For 1000 newsletter recipients, I crudely estimate the likelihood (
p) of them reading the next email sent as:
p = number_emails_read / number_emails_received
I also calculate the standard deviation for each recipient. But there's a problem..
Anyone who received a small number of emails, say 2 emails, and read both, has 100% estimated likelihood to read the next one, and standard deviation of 0 (in other words, the standard deviation tells us the estimate of 100% likelihood is extremely accurate).
But in reality, their likelihood may actually be much lower than 100%, say 50%, and they just happened to read the two sent to them, but may not be anywhere close to 100% likely to read the next email.

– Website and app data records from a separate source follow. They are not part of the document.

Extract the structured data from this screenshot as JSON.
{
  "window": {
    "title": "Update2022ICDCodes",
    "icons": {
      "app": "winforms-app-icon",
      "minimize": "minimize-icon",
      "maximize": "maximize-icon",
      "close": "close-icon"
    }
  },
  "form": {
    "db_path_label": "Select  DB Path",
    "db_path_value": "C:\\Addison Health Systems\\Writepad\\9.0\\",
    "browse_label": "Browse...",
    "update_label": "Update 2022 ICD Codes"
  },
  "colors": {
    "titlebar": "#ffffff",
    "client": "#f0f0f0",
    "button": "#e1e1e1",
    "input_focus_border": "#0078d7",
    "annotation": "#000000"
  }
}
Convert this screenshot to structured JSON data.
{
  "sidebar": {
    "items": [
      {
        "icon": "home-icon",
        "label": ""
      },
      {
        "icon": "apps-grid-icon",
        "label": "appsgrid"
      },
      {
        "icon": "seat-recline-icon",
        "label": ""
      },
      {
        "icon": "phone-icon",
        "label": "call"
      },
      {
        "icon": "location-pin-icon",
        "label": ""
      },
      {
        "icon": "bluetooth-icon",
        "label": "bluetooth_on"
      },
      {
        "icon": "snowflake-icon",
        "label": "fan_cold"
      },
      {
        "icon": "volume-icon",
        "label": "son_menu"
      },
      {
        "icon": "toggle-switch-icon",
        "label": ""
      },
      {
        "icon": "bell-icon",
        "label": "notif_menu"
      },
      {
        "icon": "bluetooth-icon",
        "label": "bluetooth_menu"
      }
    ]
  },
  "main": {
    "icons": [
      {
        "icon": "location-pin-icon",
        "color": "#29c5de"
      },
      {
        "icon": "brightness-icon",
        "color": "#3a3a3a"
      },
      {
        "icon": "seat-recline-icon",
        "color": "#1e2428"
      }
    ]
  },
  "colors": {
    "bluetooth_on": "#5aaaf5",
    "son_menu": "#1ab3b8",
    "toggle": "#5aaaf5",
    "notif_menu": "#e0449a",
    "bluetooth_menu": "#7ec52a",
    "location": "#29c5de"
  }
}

In such cases, the very small sample size may lead us to a false positive, and given the inconvenience of receiving junk emails, I want to create a bias against such cases, to reduce false positives (probably at the expense of false negatives, but that is acceptable, if not desirable here)
How can we adjust against this, that is, to penalise the small sample sizes so that we avoid false positives?
What I know so far
A very crude solution could be to simply remove all cases where the sample size is less than a certain value (e.g. <10), so as to avoid the highest risks of false positives.
But I hope there is a more sensible / statistically valid solution